# WORK ITEM
Count every line of these entries that holds the word "arrows", and reply with the number only.

-------- DATA IN THIS EXERCISE --------

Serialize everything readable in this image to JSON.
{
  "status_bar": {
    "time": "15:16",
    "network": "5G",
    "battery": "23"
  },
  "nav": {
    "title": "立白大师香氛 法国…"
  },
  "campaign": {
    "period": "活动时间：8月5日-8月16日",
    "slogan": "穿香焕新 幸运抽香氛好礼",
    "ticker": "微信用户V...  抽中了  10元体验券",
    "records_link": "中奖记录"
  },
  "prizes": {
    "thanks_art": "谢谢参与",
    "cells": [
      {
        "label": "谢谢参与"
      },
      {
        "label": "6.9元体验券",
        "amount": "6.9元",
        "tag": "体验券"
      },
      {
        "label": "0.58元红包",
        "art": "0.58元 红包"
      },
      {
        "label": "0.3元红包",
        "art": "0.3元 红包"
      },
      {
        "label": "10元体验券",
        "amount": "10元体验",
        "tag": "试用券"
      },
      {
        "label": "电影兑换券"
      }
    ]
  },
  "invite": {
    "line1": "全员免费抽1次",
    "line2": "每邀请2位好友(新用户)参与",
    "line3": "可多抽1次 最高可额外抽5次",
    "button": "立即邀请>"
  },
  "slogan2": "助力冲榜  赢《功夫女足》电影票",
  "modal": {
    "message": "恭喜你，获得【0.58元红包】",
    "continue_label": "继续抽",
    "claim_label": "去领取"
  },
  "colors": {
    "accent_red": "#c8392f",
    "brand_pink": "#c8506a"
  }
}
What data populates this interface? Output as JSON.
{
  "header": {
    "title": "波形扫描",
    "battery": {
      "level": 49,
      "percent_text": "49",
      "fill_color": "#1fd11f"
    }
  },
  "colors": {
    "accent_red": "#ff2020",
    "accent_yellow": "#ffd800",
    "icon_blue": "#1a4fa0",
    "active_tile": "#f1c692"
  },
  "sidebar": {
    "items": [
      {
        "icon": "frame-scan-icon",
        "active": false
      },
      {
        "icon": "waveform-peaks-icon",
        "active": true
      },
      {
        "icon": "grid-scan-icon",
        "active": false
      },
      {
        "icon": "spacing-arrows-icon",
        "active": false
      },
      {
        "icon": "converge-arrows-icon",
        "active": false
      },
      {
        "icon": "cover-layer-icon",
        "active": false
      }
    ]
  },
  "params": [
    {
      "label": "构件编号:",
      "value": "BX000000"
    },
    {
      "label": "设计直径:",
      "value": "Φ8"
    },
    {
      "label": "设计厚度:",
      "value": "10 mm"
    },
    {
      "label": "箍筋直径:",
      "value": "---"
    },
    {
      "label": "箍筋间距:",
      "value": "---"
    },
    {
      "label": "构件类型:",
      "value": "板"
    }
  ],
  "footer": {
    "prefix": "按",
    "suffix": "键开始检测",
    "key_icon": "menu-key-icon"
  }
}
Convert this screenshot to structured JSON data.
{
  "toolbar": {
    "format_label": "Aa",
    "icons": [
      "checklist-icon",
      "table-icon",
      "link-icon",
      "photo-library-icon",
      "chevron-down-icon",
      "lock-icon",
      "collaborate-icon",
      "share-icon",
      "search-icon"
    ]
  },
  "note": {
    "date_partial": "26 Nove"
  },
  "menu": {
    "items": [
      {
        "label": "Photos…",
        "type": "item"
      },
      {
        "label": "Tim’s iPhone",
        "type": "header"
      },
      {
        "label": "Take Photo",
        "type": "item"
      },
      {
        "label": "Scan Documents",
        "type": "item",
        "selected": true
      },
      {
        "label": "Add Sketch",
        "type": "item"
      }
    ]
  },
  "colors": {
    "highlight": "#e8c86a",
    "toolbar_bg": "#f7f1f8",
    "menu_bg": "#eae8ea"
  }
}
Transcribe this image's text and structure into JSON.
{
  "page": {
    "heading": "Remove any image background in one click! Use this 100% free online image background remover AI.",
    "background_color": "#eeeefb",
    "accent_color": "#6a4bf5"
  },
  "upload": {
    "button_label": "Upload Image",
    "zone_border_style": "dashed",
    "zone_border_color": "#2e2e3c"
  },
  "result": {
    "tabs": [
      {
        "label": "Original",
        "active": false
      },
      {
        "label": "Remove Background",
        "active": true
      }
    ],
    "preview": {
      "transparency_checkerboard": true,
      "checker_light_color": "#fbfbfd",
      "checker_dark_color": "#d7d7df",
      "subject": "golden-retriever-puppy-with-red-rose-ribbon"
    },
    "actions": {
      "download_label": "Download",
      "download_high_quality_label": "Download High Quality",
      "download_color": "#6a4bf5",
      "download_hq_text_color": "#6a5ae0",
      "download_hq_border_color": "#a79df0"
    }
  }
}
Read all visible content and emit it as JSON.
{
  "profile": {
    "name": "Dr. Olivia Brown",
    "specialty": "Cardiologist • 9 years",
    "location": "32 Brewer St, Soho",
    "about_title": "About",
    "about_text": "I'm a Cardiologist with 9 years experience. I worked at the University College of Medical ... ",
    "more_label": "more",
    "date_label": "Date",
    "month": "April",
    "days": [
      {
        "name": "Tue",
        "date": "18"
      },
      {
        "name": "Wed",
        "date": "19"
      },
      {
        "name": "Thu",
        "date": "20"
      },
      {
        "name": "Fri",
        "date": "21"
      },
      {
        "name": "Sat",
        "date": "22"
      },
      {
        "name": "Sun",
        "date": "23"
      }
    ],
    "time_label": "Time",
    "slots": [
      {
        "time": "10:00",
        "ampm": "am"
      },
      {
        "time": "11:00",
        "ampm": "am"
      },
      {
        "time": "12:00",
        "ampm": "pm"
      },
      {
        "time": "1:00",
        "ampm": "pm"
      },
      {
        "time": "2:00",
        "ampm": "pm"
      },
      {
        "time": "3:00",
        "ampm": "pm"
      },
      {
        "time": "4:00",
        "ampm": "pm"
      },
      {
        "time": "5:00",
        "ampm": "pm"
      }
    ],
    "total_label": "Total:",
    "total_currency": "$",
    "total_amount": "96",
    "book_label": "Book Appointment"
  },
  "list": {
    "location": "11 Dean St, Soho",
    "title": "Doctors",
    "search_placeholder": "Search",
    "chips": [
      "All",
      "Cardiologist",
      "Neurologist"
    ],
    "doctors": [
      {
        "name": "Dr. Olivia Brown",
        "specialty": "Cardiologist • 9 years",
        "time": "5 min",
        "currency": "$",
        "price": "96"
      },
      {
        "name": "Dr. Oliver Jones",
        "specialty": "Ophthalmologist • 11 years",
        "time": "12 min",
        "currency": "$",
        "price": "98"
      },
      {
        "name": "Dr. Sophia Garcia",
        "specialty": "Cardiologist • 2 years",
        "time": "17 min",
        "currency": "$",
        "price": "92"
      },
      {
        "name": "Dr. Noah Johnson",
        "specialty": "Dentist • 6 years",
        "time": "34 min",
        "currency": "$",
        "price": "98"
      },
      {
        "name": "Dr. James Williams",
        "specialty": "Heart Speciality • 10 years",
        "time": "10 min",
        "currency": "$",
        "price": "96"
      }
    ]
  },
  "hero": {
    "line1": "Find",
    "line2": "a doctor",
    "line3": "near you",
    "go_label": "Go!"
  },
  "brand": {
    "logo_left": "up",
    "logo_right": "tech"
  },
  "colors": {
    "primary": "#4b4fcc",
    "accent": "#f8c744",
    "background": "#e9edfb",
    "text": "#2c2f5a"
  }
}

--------

# ANSWER BOX
2